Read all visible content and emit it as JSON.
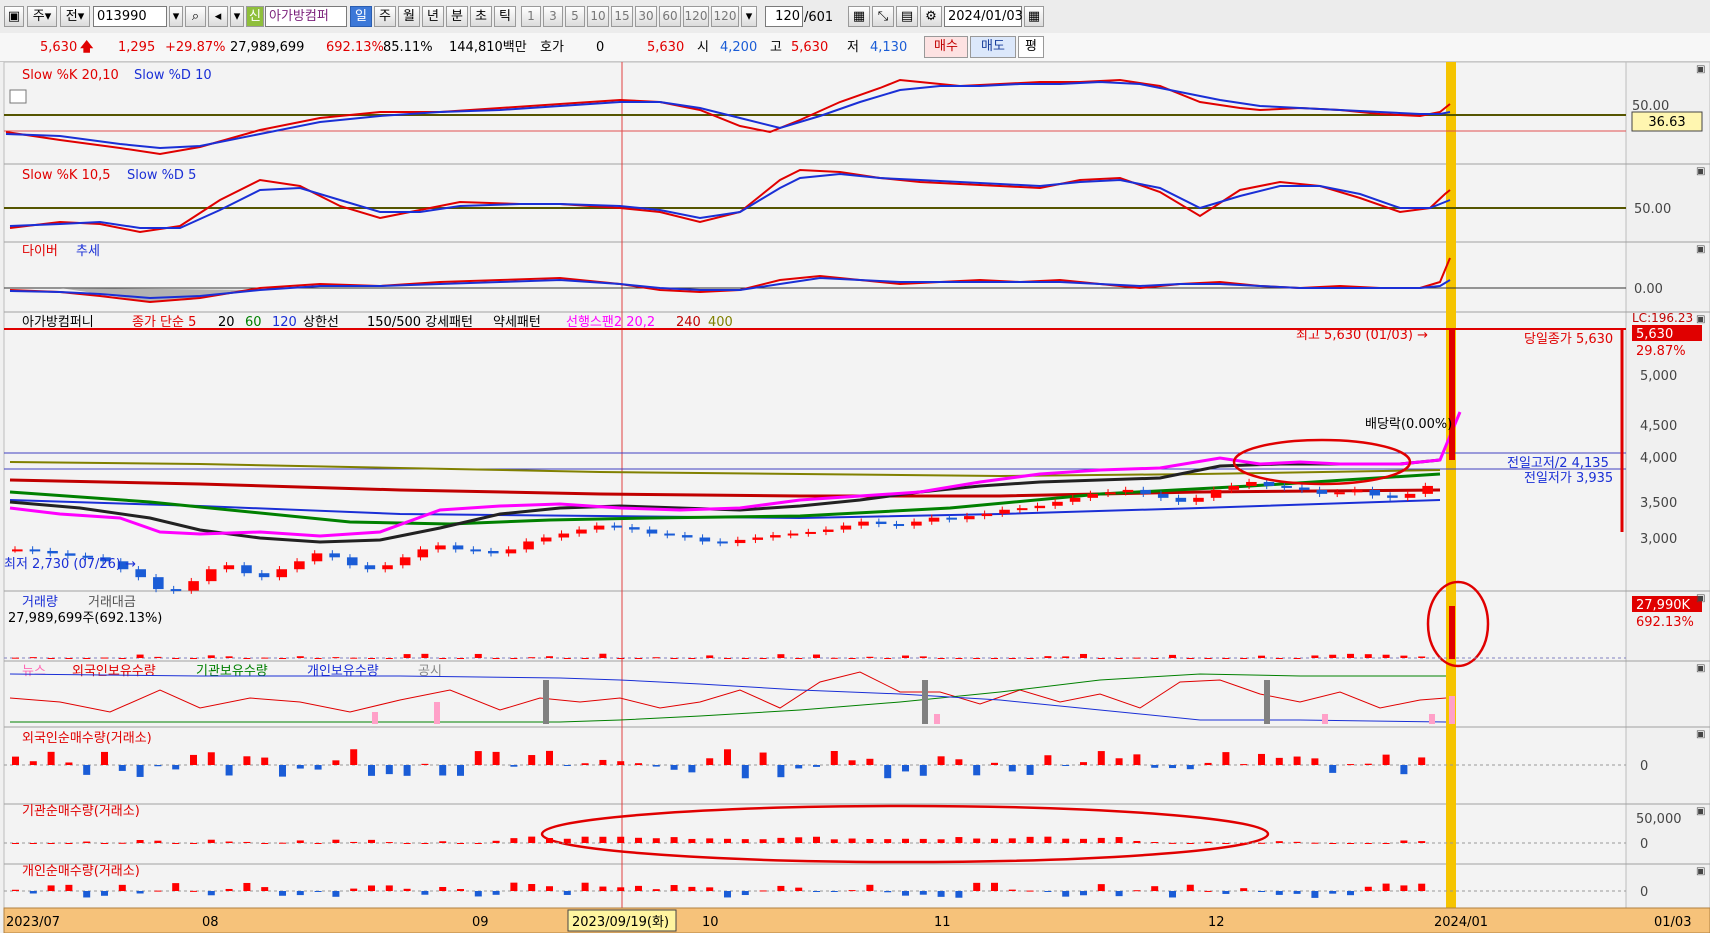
{
  "toolbar": {
    "period_label": "주",
    "prev_label": "전",
    "code": "013990",
    "new_badge": "신",
    "stock_name": "아가방컴퍼",
    "intervals": [
      "일",
      "주",
      "월",
      "년",
      "분",
      "초",
      "틱"
    ],
    "selected_interval": "일",
    "minute_options": [
      "1",
      "3",
      "5",
      "10",
      "15",
      "30",
      "60",
      "120",
      "120"
    ],
    "bar_count": "120",
    "bar_total": "/601",
    "date": "2024/01/03"
  },
  "info": {
    "price": "5,630",
    "change": "1,295",
    "change_pct": "+29.87%",
    "volume": "27,989,699",
    "volume_ratio": "692.13%",
    "turnover": "85.11%",
    "amount": "144,810백만",
    "quote_label": "호가",
    "quote_value": "0",
    "quote_price": "5,630",
    "open_label": "시",
    "open": "4,200",
    "high_label": "고",
    "high": "5,630",
    "low_label": "저",
    "low": "4,130",
    "buy_label": "매수",
    "sell_label": "매도",
    "flat_label": "평"
  },
  "panels": {
    "stoch1": {
      "k_label": "Slow %K 20,10",
      "d_label": "Slow %D 10",
      "tick": "50.00",
      "value_box": "36.63"
    },
    "stoch2": {
      "k_label": "Slow %K 10,5",
      "d_label": "Slow %D 5",
      "tick": "50.00"
    },
    "diver": {
      "label1": "다이버",
      "label2": "추세",
      "tick": "0.00"
    },
    "price": {
      "legend": [
        "아가방컴퍼니",
        "종가 단순 5",
        "20",
        "60",
        "120",
        "상한선",
        "150/500 강세패턴",
        "약세패턴",
        "선행스팬2 20,2",
        "240",
        "400"
      ],
      "high_note": "최고 5,630 (01/03) →",
      "low_note": "최저 2,730 (07/26) →",
      "close_note": "당일종가 5,630",
      "prev_high_note": "전일고저/2 4,135",
      "prev_low_note": "전일저가 3,935",
      "div_note": "배당락(0.00%)",
      "corner_note": "LC:196.23",
      "price_box": "5,630",
      "pct_label": "29.87%",
      "ticks": [
        "5,000",
        "4,500",
        "4,000",
        "3,500",
        "3,000"
      ]
    },
    "volume": {
      "label": "거래량",
      "label2": "거래대금",
      "value": "27,989,699주(692.13%)",
      "box": "27,990K",
      "pct": "692.13%"
    },
    "holdings": {
      "labels": [
        "뉴스",
        "외국인보유수량",
        "기관보유수량",
        "개인보유수량",
        "공시"
      ]
    },
    "foreign": {
      "label": "외국인순매수량(거래소)",
      "tick": "0"
    },
    "inst": {
      "label": "기관순매수량(거래소)",
      "ticks": [
        "50,000",
        "0"
      ]
    },
    "retail": {
      "label": "개인순매수량(거래소)",
      "tick": "0"
    }
  },
  "xaxis": {
    "labels": [
      "2023/07",
      "08",
      "09",
      "10",
      "11",
      "12",
      "2024/01"
    ],
    "selected_date": "2023/09/19(화)",
    "right_label": "01/03"
  },
  "colors": {
    "up": "#ff0000",
    "down": "#1a5cd6",
    "highlight": "#f5c400",
    "axis_bg": "#f6c27a"
  },
  "chart_data": {
    "type": "candlestick",
    "period": "daily",
    "x_range": [
      "2023/07",
      "2024/01/03"
    ],
    "y_range": [
      2730,
      5630
    ],
    "candles": [
      {
        "date": "2024/01/03",
        "open": 4200,
        "high": 5630,
        "low": 4130,
        "close": 5630
      }
    ],
    "close_approx": [
      3300,
      3280,
      3250,
      3220,
      3200,
      3150,
      3050,
      2950,
      2800,
      2780,
      2900,
      3050,
      3100,
      3000,
      2950,
      3050,
      3150,
      3250,
      3200,
      3100,
      3050,
      3100,
      3200,
      3300,
      3350,
      3300,
      3280,
      3250,
      3300,
      3400,
      3450,
      3500,
      3550,
      3600,
      3580,
      3550,
      3500,
      3480,
      3450,
      3400,
      3380,
      3420,
      3450,
      3480,
      3500,
      3520,
      3550,
      3600,
      3650,
      3620,
      3600,
      3650,
      3700,
      3680,
      3720,
      3750,
      3800,
      3820,
      3850,
      3900,
      3950,
      4000,
      4020,
      4050,
      4000,
      3950,
      3900,
      3950,
      4050,
      4100,
      4150,
      4100,
      4080,
      4050,
      4000,
      4020,
      4050,
      3980,
      3950,
      4000,
      4100,
      5630
    ],
    "ma20_approx": [
      3400,
      3380,
      3350,
      3300,
      3250,
      3200,
      3150,
      3120,
      3100,
      3150,
      3200,
      3250,
      3300,
      3320,
      3350,
      3380,
      3400,
      3420,
      3450,
      3480,
      3520,
      3560,
      3600,
      3650,
      3700,
      3750,
      3800,
      3850,
      3900,
      3950,
      3980,
      4000,
      4000,
      4000,
      4010,
      4020,
      4030,
      4200
    ],
    "ma60_approx": [
      3500,
      3450,
      3400,
      3300,
      3250,
      3200,
      3220,
      3250,
      3280,
      3300,
      3320,
      3330,
      3350,
      3380,
      3400,
      3420,
      3450,
      3500,
      3550,
      3600,
      3650,
      3700,
      3750,
      3800
    ],
    "ma120_approx": [
      3600,
      3550,
      3500,
      3450,
      3420,
      3400,
      3380,
      3360,
      3350,
      3360,
      3380,
      3400,
      3420,
      3450,
      3480,
      3500,
      3520,
      3550
    ],
    "prev_high_half": 4135,
    "prev_low": 3935,
    "volume_last": 27989699,
    "volume_ratio_pct": 692.13,
    "stoch1_value": 36.63
  }
}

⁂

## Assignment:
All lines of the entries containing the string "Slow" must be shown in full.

## Expected answer:
      "k_label": "Slow %K 20,10",
      "d_label": "Slow %D 10",
      "k_label": "Slow %K 10,5",
      "d_label": "Slow %D 5",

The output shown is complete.